John McEnroe recently claimed that Donald Trump offered him a substantial fee to play either Serena or Venus Williams. McEnroe also said that Serena would "rank like 700" in world ratings if she were playing against men.
Which makes us wonder how far we have come since 1973, when in the Houston Astrodome, what is still the largest crowd for a tennis match (30,472), together with a viewing audience of approximately 90 million, watched the 55-year-old hustler Bobby Riggs challenge the 29-year-old Billie Jean King.
Politico, the website, tells us that, though the movie takes some liberties in the chronology of events, smooths over the acrimonious break-up between King and her first woman lover and minimises the huge financial cost to King when she is "outed", it is for the most part true to real-life events.
The nearest person to a villain in the movie, Jack Kramer, did resign at Billie Jean King's insistence, as a commentator of the epic match, and was not able to stop the merger of King's maverick Virginia Slims women's tournament with the US Lawn Tennis Association, nor to block equity in pay nor the reinstatement of the top women players in the world rankings table.

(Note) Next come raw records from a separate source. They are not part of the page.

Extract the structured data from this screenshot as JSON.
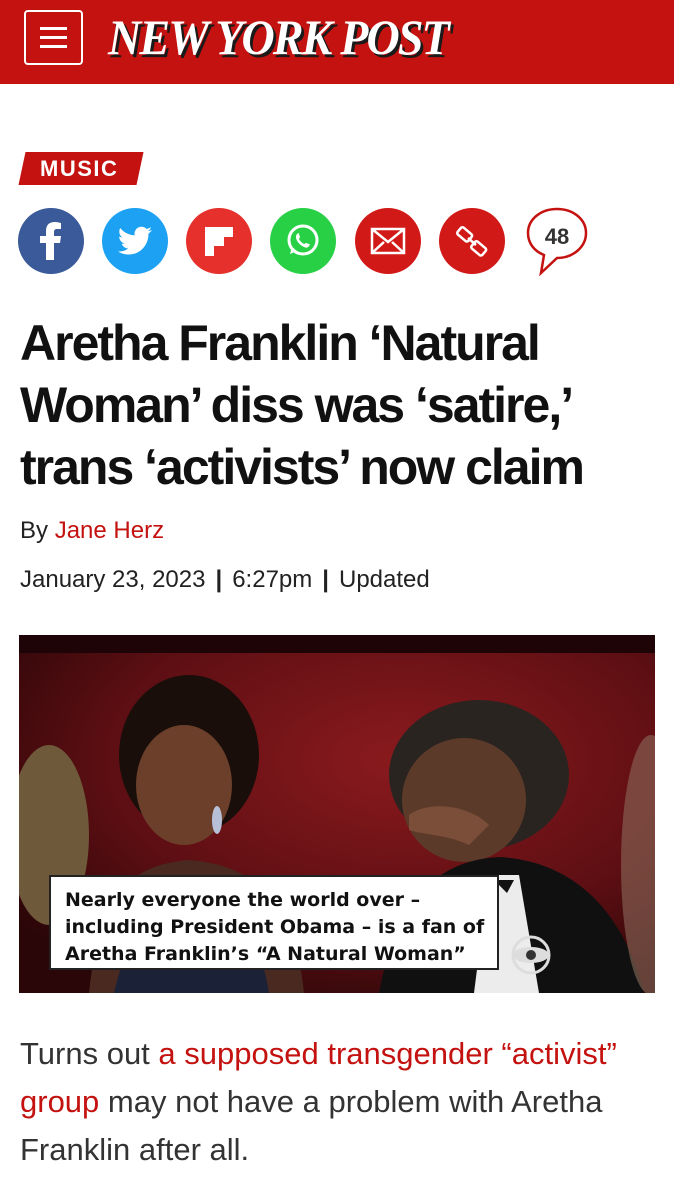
{
  "header": {
    "logo_text": "NEW YORK POST",
    "menu_icon": "hamburger-menu-icon",
    "brand_color": "#c3120f"
  },
  "article": {
    "section": "MUSIC",
    "share": {
      "icons": [
        "facebook-icon",
        "twitter-icon",
        "flipboard-icon",
        "whatsapp-icon",
        "email-icon",
        "link-icon",
        "comment-bubble-icon"
      ],
      "comment_count": "48"
    },
    "headline": {
      "line1": "Aretha Franklin ‘Natural",
      "line2": "Woman’ diss was ‘satire,’",
      "line3": "trans ‘activists’ now claim"
    },
    "byline": {
      "prefix": "By",
      "author": "Jane Herz"
    },
    "date": "January 23, 2023",
    "time": "6:27pm",
    "updated_label": "Updated",
    "image_caption": {
      "line1": "Nearly everyone the world over –",
      "line2": "including President Obama – is a fan of",
      "line3": "Aretha Franklin’s “A Natural Woman”"
    },
    "image_watermark": "cbs-eye-logo",
    "lede": {
      "before": "Turns out ",
      "link": "a supposed transgender “activist” group",
      "after": " may not have a problem with Aretha Franklin after all."
    }
  }
}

Your aged reviewer, who watched the 1973 match, wondered how such an event would be enough to make a memorable movie and is delighted to report that indeed it is.
Billie Jean's coming to terms with her sexuality is sympathetically portrayed, as is her loyal and supportive husband. Again, the fact that, when her ex-husband remarried and had a child, Billie Jean and her new partner were asked to be god-parents, suggests that the portrayal of both in the movie is true to life.
Even Bobbie Riggs is painted as feckless but essentially good-hearted, exaggerating the "battle of the sexes" for box-office reasons. Such may well be the case, as apparently he and Billy Jean King were firm friends until his death.
The movie depicts life in the seventies very well, with the "don't ask, don't tell" negativity towards homosexuality, and the resistance to equal pay for women on the one hand, and the rise of strong women role models such as Billie Jean King on the other.
Much was riding on that tennis match.
Margaret Court, portrayed in the movie as cold, unsociable and judgemental, had just been beaten by Bobbie Riggs in straight sets. Another defeat could have significantly damaged women's tennis, perhaps even women's equity.
King feels that if she had lost, she could have set back the women's movement 20 years. So, though most of the people in the movie, with the exception of Jack Kramer and Margaret Court, are portrayed sympathetically, there is no lack of tension.
The stakes are high. This movie can be watched as pleasant spectacle, which it is, or as a snapshot of society's attitude to women in the seventies.
Well worth watching.
And as we watch, we can celebrate that, as Heather Hogan tells us, "in 2017, Billie Jean King has been awarded the Presidential Medal of Freedom, inducted into the Tennis Hall of Fame, is the namesake of the tennis center where the U.S. Open is played, and lives with her life partner, Ilana Kloss."